Start of Records shown

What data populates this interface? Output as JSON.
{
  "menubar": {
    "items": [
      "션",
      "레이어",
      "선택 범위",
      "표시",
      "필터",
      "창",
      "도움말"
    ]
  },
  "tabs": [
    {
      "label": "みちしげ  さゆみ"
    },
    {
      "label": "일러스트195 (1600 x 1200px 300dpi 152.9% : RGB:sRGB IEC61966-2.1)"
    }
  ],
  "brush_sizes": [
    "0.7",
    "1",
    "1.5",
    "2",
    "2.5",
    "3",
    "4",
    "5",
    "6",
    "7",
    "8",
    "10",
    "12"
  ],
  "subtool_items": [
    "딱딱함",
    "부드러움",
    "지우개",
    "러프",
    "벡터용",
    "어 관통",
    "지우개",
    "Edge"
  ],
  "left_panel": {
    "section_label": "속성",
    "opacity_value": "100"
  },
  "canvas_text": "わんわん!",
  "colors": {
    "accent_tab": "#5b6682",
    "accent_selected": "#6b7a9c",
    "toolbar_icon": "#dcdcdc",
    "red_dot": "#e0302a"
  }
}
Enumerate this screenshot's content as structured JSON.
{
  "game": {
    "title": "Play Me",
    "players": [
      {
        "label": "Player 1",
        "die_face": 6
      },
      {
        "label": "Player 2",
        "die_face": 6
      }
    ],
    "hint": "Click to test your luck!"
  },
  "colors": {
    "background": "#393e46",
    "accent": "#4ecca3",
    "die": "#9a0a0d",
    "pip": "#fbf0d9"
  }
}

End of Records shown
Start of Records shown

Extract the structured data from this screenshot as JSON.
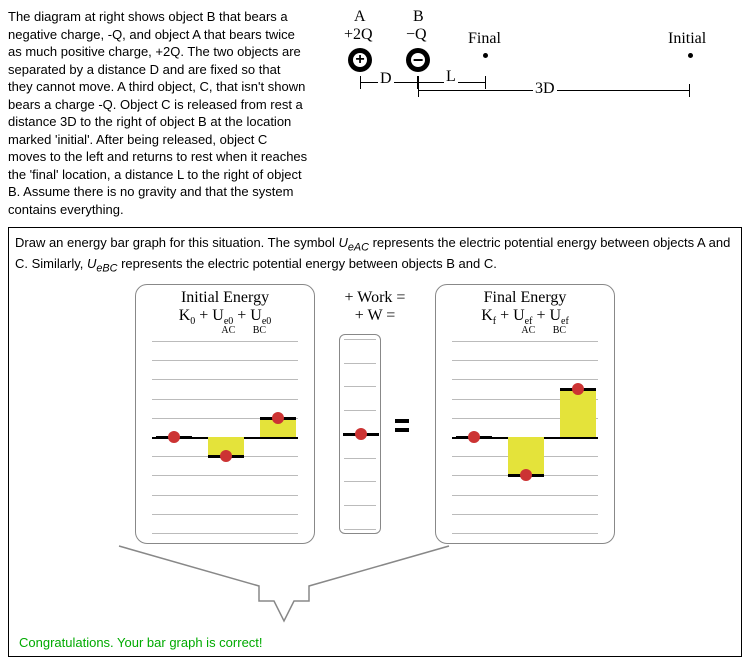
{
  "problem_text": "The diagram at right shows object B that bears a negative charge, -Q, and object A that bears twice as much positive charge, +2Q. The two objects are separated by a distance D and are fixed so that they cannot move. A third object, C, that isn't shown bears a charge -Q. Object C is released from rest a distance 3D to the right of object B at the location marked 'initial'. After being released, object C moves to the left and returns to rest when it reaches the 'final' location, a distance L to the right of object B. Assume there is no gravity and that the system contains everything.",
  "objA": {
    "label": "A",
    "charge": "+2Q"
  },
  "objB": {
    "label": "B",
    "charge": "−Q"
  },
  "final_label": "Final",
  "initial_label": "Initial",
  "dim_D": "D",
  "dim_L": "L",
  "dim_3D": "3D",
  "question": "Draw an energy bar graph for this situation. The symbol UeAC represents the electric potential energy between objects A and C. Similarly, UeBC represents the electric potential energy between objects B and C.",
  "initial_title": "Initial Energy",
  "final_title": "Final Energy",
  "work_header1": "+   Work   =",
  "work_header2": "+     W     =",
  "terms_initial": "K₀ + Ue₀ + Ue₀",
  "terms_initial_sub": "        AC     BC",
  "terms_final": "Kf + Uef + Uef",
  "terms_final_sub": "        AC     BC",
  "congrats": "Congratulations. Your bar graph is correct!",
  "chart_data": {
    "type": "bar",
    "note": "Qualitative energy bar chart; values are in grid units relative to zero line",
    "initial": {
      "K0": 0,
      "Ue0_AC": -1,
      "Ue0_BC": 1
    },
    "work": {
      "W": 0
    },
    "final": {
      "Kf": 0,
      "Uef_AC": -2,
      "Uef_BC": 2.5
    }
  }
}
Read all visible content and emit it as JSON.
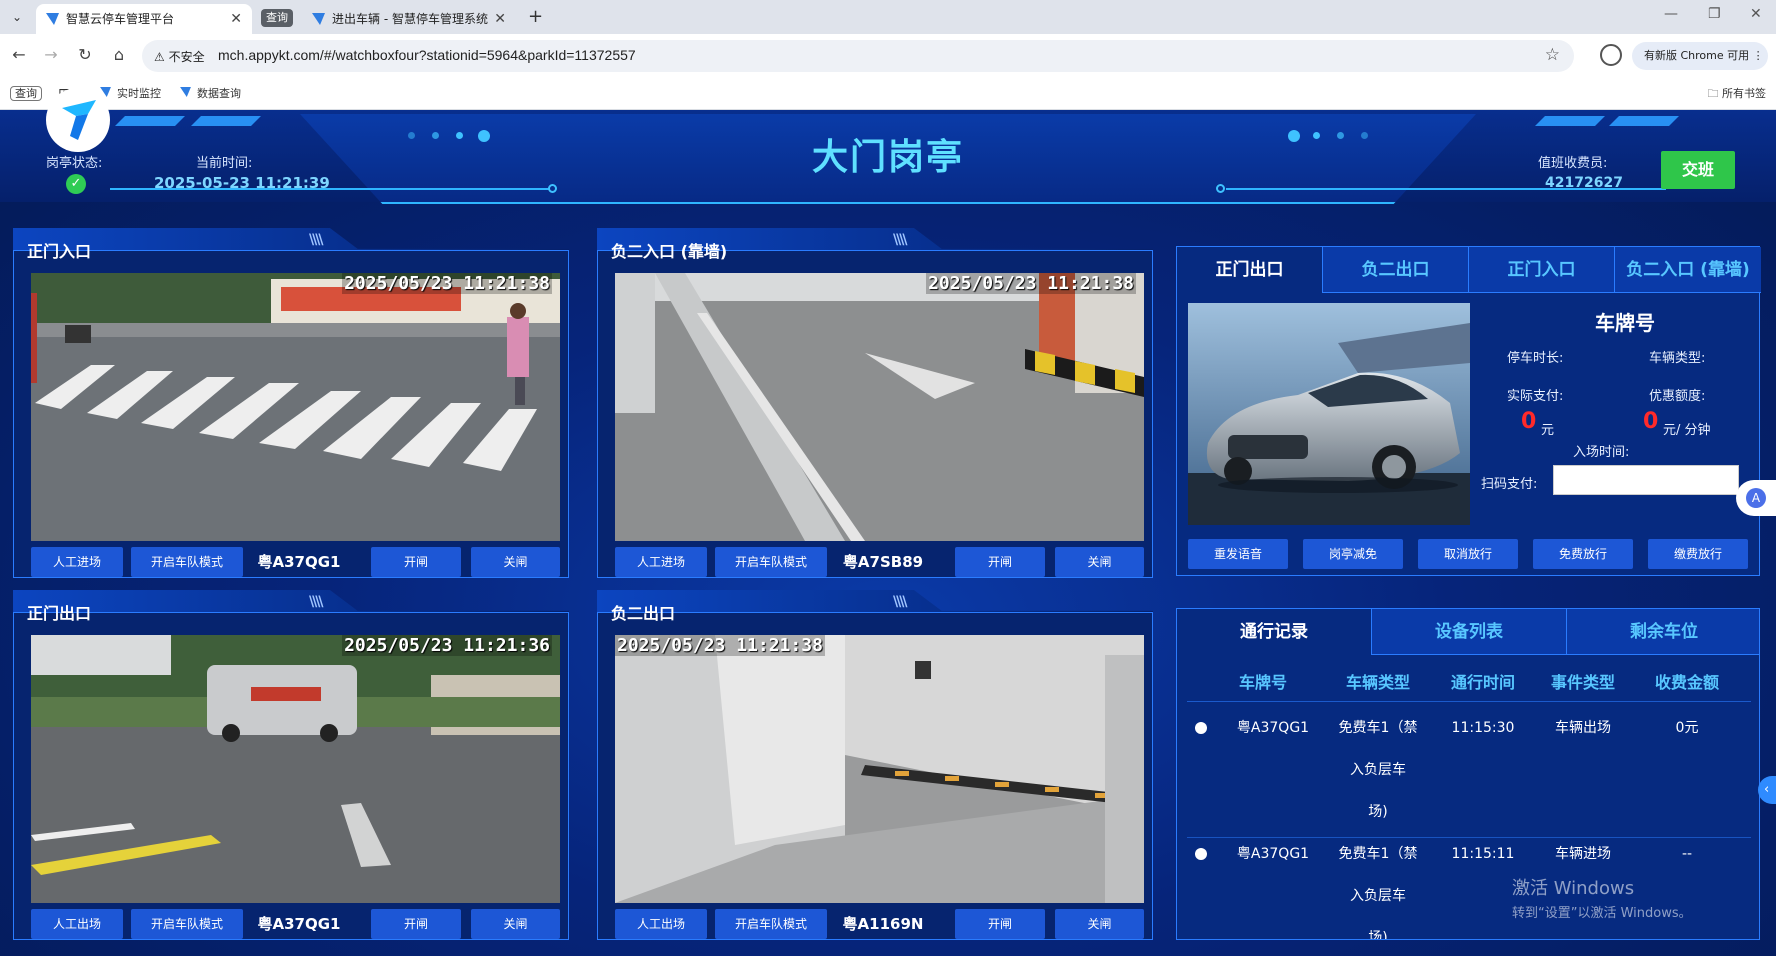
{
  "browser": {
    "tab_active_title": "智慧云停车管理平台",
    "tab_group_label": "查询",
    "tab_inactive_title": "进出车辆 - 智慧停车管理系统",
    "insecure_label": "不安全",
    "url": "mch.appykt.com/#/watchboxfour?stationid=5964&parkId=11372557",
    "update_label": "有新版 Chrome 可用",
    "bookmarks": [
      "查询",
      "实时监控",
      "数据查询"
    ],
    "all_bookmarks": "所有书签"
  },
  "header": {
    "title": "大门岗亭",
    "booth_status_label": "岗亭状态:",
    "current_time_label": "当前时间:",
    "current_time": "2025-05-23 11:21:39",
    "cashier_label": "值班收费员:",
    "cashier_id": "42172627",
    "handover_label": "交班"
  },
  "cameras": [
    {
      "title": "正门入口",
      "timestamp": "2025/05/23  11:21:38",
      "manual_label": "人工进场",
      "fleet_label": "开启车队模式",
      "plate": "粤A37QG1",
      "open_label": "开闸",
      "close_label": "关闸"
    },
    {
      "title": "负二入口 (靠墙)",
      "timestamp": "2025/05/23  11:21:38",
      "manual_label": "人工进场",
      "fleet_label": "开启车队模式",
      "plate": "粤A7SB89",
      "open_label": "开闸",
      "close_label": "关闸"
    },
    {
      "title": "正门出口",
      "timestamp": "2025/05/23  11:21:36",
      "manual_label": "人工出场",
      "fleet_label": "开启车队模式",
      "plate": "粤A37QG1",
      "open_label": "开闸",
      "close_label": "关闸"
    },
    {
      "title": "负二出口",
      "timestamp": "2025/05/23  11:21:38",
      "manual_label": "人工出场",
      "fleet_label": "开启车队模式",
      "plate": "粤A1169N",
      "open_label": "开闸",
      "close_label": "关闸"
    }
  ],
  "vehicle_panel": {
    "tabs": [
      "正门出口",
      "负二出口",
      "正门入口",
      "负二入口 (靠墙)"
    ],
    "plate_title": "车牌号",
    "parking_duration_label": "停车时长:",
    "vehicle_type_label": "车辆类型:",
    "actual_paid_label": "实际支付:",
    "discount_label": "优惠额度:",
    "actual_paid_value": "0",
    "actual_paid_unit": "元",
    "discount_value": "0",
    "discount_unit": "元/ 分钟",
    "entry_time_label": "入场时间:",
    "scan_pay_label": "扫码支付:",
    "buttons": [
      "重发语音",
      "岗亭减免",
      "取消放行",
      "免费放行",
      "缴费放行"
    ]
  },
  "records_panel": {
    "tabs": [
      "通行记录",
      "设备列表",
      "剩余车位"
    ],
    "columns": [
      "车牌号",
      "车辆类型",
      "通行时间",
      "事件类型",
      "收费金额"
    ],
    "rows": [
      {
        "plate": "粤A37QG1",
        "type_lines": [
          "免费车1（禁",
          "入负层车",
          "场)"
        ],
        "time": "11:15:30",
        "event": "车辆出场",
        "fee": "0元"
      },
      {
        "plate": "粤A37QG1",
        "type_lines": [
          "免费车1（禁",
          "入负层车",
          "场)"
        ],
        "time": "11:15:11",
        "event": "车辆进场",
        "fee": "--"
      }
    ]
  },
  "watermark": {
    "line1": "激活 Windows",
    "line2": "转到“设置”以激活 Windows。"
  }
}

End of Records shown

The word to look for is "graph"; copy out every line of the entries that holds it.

  "question": "Draw an energy bar graph for this situation. The symbol UeAC represents the electric potential energy between objects A and C. Similarly, UeBC represents the electric potential energy between objects B and C.",
  "congrats": "Congratulations. Your bar graph is correct!",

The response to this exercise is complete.